Note – photo gallery at the bottom of this post.
I remember only bits of pieces of my final year in high school studying Classics. Doric, Ionic and Corinthian columns. The Parthenon, the Erechtheion. Oedipus, Antigone, The Iliad, The Odyssey. Socrates, Plato, Aristotle, Pericles and democracy. Gods, goddesses, legends and myths. Bits and pieces of reading old texts, learning about long-dead thought leaders and ancient architecture.
When we visited Athens, the remnants of Ancient Greece appeared to me as though they were the bits and pieces of my Classics training. Nothing about the Acropolis is complete. Time has weathered and wearied structures, foreigners have stolen other parts of it. Famous individuals are remembered now only in statues around the city and occasional mentions in old texts. The gods have been replaced by a surprising number of Orthodox priests roaming around the city.
Modern Athens is young, new and exciting, but somehow muted as though yearning for the glories of the ancient past. The economic crisis continues – one guide told us that most people have two jobs to survive and obviously there aren’t enough jobs to go around either. There’s a large homeless population, and people count their dollars more carefully than ever. Refugees from the Middle East are present, either on the streets or in tents set up on the side of highways. We even witnessed a refugee rally on our first day in Athens.
Still there are those who have come through the economic crisis unscathed – you only need to count the number of luxury yachts in Piraeus harbour to figure out how much wealth is still in Greece.
If you’re not a fan of large tourist crowds, Athens can be hard to handle. The Acropolis and other historical sites are usually overcrowded during most of the day – we ended up visiting as soon as they opened their doors at 8am in order to experience the ruins without crowds. You’ll soon realise that you’ll have to do that at most places in Athens – always arrive as soon as they open their gates so that you get half an hour in peace to explore at your leisure before the tour groups arrive.
Somehow, I’m more comfortable in local crowds than I am in tourist crowds. I had no issues managing the crowds at Athens Central Market – but then again, it’s a lot easier to handle Greek housewives with their shopping trolleys over loud American and Chinese tourists! If you like markets, Athens Central Market is a must. The produce is amazingly fresh and cheap, and anything you want can be found there. I still can’t get over how cheap it is – we paid 1 Euro for a full kilo of strawberries, and 5 Euro for five massive pork chops weighing a combined 1.5 kilos. A true bargain – it’s worth visiting and picking up some produce to cook at home!
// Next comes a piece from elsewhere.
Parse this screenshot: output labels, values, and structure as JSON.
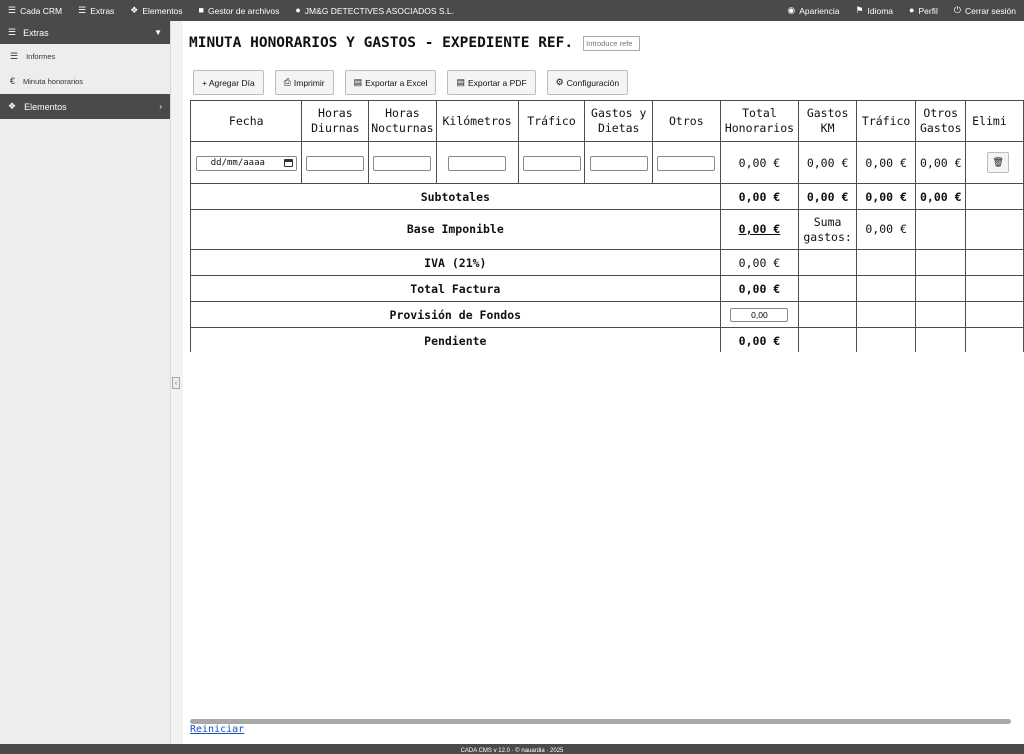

You might not want to cook at home with the number of great places to eat though! Food is relatively affordable and fast food places are particularly cheap (I recommend Kostas for souvlakis and Falafellas for falafels). Burgers at FOOD Str are great value and seafood at Epirus Tavern in the markets is unbeatable. You also want to sit at a cafe to enjoy a Greek coffee (for example, Flocafe in Piraeus), maybe try some traditional Greek food at Melilotos on the right day, and you definitely want to try all the desserts that Athens has to offer!
Athens was a particularly relaxing stop on our trip. We ate some great and cheap food, we visited some iconic sights and most importantly, we didn’t rush around trying to do too much all at once. We treated ourselves as true Athenians – we kept ourselves busy in the mornings, we had great food for lunch, and then we wiled away the afternoons with cold drinks and a bit of people-watching. What could be more Greek than that?